• **Task prompt**
An exact repetition of every entry, with no images, is the required answer.

• **Provided data**
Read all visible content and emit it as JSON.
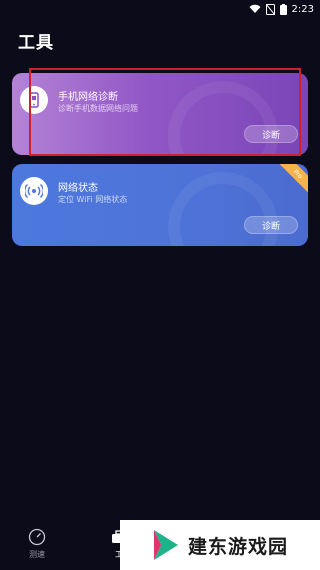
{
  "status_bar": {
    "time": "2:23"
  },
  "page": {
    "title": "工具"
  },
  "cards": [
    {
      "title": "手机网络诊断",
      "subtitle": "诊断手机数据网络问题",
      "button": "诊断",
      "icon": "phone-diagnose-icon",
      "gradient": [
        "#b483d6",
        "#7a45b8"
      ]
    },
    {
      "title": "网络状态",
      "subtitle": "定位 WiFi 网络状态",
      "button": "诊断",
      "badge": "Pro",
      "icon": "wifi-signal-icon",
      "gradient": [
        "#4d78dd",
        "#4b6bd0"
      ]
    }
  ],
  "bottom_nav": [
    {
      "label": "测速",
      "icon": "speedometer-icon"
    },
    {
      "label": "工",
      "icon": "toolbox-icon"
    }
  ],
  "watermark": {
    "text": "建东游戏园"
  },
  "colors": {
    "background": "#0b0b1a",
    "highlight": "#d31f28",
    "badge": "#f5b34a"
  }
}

• **Answer to the exercise**
Read all visible content and emit it as JSON.
{
  "status_bar": {
    "time": "2:23"
  },
  "page": {
    "title": "工具"
  },
  "cards": [
    {
      "title": "手机网络诊断",
      "subtitle": "诊断手机数据网络问题",
      "button": "诊断",
      "icon": "phone-diagnose-icon",
      "gradient": [
        "#b483d6",
        "#7a45b8"
      ]
    },
    {
      "title": "网络状态",
      "subtitle": "定位 WiFi 网络状态",
      "button": "诊断",
      "badge": "Pro",
      "icon": "wifi-signal-icon",
      "gradient": [
        "#4d78dd",
        "#4b6bd0"
      ]
    }
  ],
  "bottom_nav": [
    {
      "label": "测速",
      "icon": "speedometer-icon"
    },
    {
      "label": "工",
      "icon": "toolbox-icon"
    }
  ],
  "watermark": {
    "text": "建东游戏园"
  },
  "colors": {
    "background": "#0b0b1a",
    "highlight": "#d31f28",
    "badge": "#f5b34a"
  }
}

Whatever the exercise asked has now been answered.